- What you will do -
Go over the entries below line by line, copying each one that contains the word "Modify".

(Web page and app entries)
··········

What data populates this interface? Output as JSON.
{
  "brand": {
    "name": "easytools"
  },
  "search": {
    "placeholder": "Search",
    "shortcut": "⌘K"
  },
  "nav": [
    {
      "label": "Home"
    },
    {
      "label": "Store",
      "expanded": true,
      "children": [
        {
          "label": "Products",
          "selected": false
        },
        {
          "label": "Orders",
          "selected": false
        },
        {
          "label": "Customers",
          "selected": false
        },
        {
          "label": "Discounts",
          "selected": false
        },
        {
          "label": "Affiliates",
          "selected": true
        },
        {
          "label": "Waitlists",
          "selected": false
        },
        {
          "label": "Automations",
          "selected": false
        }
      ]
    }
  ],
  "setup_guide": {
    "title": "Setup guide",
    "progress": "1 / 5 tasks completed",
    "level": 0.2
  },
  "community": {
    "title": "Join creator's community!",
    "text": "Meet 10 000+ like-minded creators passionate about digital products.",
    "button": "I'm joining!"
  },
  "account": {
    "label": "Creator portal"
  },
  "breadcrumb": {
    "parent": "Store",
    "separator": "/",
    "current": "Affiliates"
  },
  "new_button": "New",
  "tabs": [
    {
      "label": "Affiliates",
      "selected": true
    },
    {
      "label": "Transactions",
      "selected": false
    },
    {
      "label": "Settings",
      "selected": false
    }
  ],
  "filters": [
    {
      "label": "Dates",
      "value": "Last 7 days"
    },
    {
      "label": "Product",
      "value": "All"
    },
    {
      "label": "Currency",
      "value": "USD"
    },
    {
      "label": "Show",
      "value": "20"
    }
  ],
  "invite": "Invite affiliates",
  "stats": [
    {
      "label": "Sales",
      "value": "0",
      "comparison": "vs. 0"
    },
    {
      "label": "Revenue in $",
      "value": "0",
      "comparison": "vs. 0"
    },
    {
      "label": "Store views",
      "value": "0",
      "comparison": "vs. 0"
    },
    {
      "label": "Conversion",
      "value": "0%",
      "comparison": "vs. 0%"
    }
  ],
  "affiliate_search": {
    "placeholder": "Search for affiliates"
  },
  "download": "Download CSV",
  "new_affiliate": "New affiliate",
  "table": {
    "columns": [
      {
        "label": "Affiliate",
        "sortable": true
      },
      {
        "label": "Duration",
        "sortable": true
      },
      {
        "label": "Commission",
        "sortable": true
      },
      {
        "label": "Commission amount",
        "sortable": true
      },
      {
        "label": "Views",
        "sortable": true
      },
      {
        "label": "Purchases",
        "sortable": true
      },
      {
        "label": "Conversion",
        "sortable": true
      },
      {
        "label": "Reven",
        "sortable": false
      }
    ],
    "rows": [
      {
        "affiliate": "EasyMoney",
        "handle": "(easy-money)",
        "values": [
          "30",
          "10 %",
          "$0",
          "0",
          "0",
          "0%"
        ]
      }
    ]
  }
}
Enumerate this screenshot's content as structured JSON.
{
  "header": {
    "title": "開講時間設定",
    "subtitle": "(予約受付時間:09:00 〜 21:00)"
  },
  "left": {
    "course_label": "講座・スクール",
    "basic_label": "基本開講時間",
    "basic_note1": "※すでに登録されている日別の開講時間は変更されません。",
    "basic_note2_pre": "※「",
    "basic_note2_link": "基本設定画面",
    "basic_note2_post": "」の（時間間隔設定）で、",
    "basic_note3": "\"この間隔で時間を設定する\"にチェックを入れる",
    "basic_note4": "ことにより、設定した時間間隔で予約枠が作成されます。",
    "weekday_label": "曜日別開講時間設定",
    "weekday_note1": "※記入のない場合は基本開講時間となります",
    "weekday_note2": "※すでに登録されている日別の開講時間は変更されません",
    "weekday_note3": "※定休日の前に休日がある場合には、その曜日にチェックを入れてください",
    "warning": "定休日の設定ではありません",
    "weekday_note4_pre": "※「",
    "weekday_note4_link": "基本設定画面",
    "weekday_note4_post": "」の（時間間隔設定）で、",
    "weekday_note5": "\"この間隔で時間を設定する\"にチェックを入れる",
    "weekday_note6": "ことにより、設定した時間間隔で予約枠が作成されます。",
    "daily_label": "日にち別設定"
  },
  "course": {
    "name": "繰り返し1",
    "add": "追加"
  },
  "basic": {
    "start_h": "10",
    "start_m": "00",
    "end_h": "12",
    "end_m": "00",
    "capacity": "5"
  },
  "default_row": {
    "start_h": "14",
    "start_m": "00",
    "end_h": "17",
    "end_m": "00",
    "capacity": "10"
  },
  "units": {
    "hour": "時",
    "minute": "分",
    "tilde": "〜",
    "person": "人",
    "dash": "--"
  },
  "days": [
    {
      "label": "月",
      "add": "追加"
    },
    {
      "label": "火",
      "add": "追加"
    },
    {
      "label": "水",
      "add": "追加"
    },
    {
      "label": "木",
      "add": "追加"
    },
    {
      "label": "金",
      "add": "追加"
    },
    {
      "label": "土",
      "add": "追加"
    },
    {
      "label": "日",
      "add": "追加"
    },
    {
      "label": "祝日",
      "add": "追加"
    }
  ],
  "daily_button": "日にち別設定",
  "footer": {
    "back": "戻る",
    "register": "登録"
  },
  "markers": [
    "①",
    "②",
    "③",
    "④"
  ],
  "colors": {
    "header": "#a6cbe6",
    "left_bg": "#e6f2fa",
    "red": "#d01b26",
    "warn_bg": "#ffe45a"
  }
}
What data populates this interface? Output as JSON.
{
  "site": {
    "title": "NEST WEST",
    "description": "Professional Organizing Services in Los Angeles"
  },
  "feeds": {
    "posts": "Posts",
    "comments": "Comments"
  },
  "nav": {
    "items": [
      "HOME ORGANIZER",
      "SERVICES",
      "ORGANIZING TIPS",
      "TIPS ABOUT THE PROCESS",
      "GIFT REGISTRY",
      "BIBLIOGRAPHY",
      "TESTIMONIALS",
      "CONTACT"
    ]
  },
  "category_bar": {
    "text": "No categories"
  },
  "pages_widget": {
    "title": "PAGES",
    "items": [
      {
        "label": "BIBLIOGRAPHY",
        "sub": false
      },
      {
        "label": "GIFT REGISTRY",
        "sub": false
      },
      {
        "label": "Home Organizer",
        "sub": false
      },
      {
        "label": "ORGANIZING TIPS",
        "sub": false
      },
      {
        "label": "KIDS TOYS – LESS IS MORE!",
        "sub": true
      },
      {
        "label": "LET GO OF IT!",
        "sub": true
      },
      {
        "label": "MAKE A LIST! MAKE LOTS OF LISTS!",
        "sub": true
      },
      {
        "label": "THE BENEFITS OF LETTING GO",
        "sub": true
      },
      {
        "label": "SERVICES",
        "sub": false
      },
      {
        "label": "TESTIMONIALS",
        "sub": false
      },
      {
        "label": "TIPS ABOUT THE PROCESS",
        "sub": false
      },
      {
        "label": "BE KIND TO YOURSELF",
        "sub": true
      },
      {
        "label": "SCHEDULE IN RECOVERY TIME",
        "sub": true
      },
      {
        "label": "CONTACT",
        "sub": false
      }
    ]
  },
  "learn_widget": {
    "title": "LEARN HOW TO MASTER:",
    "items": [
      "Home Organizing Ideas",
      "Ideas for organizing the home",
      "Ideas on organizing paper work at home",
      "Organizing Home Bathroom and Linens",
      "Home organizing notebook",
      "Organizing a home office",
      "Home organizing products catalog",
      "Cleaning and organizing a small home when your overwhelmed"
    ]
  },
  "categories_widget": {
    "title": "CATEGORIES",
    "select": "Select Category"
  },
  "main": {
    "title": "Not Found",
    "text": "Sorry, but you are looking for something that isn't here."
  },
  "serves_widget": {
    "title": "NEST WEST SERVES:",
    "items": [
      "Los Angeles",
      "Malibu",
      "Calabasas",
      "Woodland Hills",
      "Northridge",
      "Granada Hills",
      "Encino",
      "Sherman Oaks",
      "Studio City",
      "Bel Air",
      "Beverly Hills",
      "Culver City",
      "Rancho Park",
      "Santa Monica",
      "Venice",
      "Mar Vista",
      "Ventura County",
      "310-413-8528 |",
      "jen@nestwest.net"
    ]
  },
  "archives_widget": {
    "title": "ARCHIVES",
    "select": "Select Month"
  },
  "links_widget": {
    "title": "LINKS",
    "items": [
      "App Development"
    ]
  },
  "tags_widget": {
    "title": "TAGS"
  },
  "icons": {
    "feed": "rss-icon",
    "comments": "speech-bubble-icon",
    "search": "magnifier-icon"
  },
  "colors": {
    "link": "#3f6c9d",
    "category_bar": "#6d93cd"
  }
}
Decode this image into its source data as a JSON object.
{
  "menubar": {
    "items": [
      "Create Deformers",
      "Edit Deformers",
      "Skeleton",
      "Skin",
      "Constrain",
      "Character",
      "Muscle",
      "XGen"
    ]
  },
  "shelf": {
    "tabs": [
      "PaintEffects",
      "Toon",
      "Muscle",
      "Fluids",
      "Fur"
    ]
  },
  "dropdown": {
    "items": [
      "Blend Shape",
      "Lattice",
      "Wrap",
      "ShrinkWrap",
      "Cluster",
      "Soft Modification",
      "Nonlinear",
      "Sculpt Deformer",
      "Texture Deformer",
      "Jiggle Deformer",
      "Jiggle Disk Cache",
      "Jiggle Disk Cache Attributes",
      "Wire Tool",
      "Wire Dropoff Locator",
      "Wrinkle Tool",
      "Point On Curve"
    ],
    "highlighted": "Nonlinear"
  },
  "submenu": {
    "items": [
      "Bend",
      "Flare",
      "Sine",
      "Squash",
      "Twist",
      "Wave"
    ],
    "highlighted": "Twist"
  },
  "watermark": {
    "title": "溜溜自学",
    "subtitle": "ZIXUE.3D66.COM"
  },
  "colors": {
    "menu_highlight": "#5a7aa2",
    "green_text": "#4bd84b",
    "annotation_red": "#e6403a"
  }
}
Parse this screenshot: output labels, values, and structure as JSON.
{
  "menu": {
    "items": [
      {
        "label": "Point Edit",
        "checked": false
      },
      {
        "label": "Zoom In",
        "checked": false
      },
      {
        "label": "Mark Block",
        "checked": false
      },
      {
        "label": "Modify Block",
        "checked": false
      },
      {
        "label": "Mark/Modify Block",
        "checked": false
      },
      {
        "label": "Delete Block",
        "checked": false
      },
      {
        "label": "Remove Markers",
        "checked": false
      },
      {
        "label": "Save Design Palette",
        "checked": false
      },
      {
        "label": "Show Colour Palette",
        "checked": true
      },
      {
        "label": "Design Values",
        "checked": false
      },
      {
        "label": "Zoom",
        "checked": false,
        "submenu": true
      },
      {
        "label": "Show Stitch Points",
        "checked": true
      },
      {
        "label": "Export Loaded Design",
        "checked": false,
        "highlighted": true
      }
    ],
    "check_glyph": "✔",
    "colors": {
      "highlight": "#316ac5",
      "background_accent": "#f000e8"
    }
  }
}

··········

- Response -
        "label": "Modify Block",
        "label": "Mark/Modify Block",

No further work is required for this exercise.